The risk of ischemic stroke increased by 3% for each additional year a patient had diabetes.…
Compared with nondiabetics in the longitudinal study, those who had the disease for at least 10 years had a threefold higher stroke risk (HR 3.2, 95% CI 2.4 to 4.5).
Mitchell Elkind, MD, of Columbia University in New York City, and colleagues reported that, although stroke rates have been dropping among diabetics, more people are developing the disease — and at younger ages — because of the obesity epidemic. That means that the stroke burden is growing heavier, particularly as the population ages and people live longer.
“It is thus important to better understand the dynamics between diabetes, time, and stroke, and to emphasize the importance of interventions to prevent early diabetes,” the authors wrote. “Minimizing the number of years a patient has diabetes would help combat the increase in stroke risk with each year of the disease.”
Elkind and colleagues examined data from 3,298 individuals participating in the Northern Manhattan Study who had never been diagnosed with a stroke. The average age was 69. Half of the participants were Hispanic, 21% were white, and 24% were black.
About one-fifth (22%) had diabetes at baseline and another 10% reported new-onset diabetes during an average follow-up of nine years.
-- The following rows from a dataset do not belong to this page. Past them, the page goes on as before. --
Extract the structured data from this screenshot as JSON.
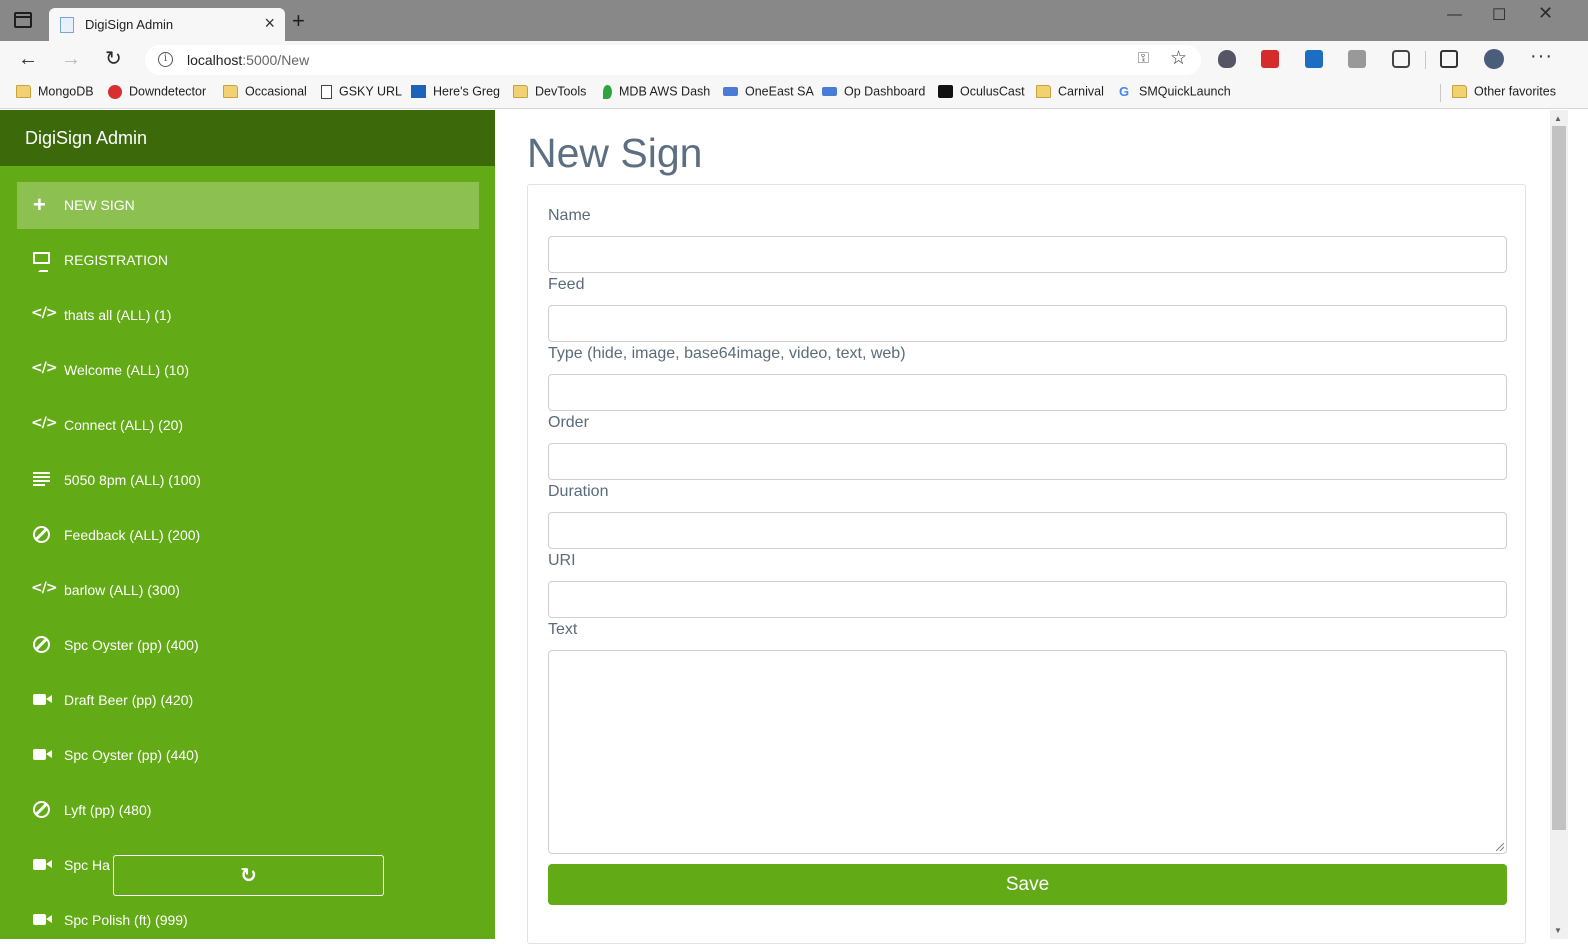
{
  "browser": {
    "tab_title": "DigiSign Admin",
    "url_host": "localhost",
    "url_path": ":5000/New",
    "bookmarks": [
      {
        "label": "MongoDB",
        "icon": "folder-icon"
      },
      {
        "label": "Downdetector",
        "icon": "downdetector-icon"
      },
      {
        "label": "Occasional",
        "icon": "folder-icon"
      },
      {
        "label": "GSKY URL",
        "icon": "page-icon"
      },
      {
        "label": "Here's Greg",
        "icon": "greg-icon"
      },
      {
        "label": "DevTools",
        "icon": "folder-icon"
      },
      {
        "label": "MDB AWS Dash",
        "icon": "leaf-icon"
      },
      {
        "label": "OneEast SA",
        "icon": "flow-icon"
      },
      {
        "label": "Op Dashboard",
        "icon": "flow-icon"
      },
      {
        "label": "OculusCast",
        "icon": "oculus-icon"
      },
      {
        "label": "Carnival",
        "icon": "folder-icon"
      },
      {
        "label": "SMQuickLaunch",
        "icon": "google-icon"
      }
    ],
    "other_favorites": "Other favorites"
  },
  "app": {
    "brand": "DigiSign Admin",
    "nav": [
      {
        "label": "NEW SIGN",
        "icon": "plus-icon",
        "active": true
      },
      {
        "label": "REGISTRATION",
        "icon": "monitor-icon"
      },
      {
        "label": "thats all (ALL) (1)",
        "icon": "code-icon"
      },
      {
        "label": "Welcome (ALL) (10)",
        "icon": "code-icon"
      },
      {
        "label": "Connect (ALL) (20)",
        "icon": "code-icon"
      },
      {
        "label": "5050 8pm (ALL) (100)",
        "icon": "text-lines-icon"
      },
      {
        "label": "Feedback (ALL) (200)",
        "icon": "ban-icon"
      },
      {
        "label": "barlow (ALL) (300)",
        "icon": "code-icon"
      },
      {
        "label": "Spc Oyster (pp) (400)",
        "icon": "ban-icon"
      },
      {
        "label": "Draft Beer (pp) (420)",
        "icon": "video-icon"
      },
      {
        "label": "Spc Oyster (pp) (440)",
        "icon": "video-icon"
      },
      {
        "label": "Lyft (pp) (480)",
        "icon": "ban-icon"
      },
      {
        "label": "Spc Ha",
        "icon": "video-icon"
      },
      {
        "label": "Spc Polish (ft) (999)",
        "icon": "video-icon"
      }
    ],
    "refresh_icon": "refresh-icon"
  },
  "form": {
    "title": "New Sign",
    "fields": [
      {
        "label": "Name",
        "value": ""
      },
      {
        "label": "Feed",
        "value": ""
      },
      {
        "label": "Type (hide, image, base64image, video, text, web)",
        "value": ""
      },
      {
        "label": "Order",
        "value": ""
      },
      {
        "label": "Duration",
        "value": ""
      },
      {
        "label": "URI",
        "value": ""
      },
      {
        "label": "Text",
        "value": ""
      }
    ],
    "save_label": "Save"
  },
  "colors": {
    "sidebar": "#63aa17",
    "brand_bar": "#3c6a0b",
    "active_item": "#8cc152",
    "title": "#5c6f80"
  }
}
There were 244 ischemic strokes recorded during the study.
After adjustment for demographics and cardiovascular risk factors, ischemic stroke was predicted by the presence of baseline diabetes (HR 2.5, 95% CI 1.9 to 3.3) and diabetes as a time-dependent variable (HR 2.4, 95% CI 1.8 to 3.2), which takes into account the development of diabetes during follow-up.
The researchers had hypothesized that incorporating incident diabetes would change the magnitude of the association, but it did not, possibly because these older individuals already had a high cardiovascular risk burden at baseline that did not change much with the development of diabetes.
Other possible reasons incident diabetes did not improve risk prediction included greater compliance with therapy among those newly diagnosed, a shorter duration of diabetes among the incident cases, which might not be long enough to translate into a higher stroke risk, and the potential for missing cases during follow-up because of the use of self-report.
Compared with nondiabetics, the risk of ischemic stroke was similar for those who had diabetes for up to five years (HR 1.7) and those who had the disease for five to 10 years (HR 1.8). The risk was greater for those who had diabetes for a decade or more (HR 3.2).
The growing stroke risk that accompanies a longer duration of diabetes could be mediated through several mechanisms, according to the researchers:
- Greater carotid plaque thickness
- Accelerated microvascular and macrovascular complications from long-term hypertension
- Greater risk of microalbuminuria, which has been shown to be a risk factor for stroke in patients with diabetes
- Endothelial dysfunction
- Abnormalities in fibrinogen and clotting mechanisms
The finding “warrants steps to institute long-standing and sustainable lifestyle changes for primary prevention and appropriate long-term management after diagnosis,” the authors wrote.
They acknowledged some limitations of the study, including the lack of information on fasting blood glucose and glycated hemoglobin during follow-up and possible confounding of the association between diabetes duration and stroke risk by age.
- Having diabetes for 10 years or more tripled the risk of an ischemic stroke in this racially and ethnically diverse population.
- Diabetes at baseline and duration of diabetes both significantly increased the risk of an ischemic stroke, according to a longitudinal study.
Banerjee C, et al “Duration of diabetes and risk of ischemic stroke: The Northern Manhattan Study” Stroke 2012; DOI: 10.1161/STROKEAHA.111.641381.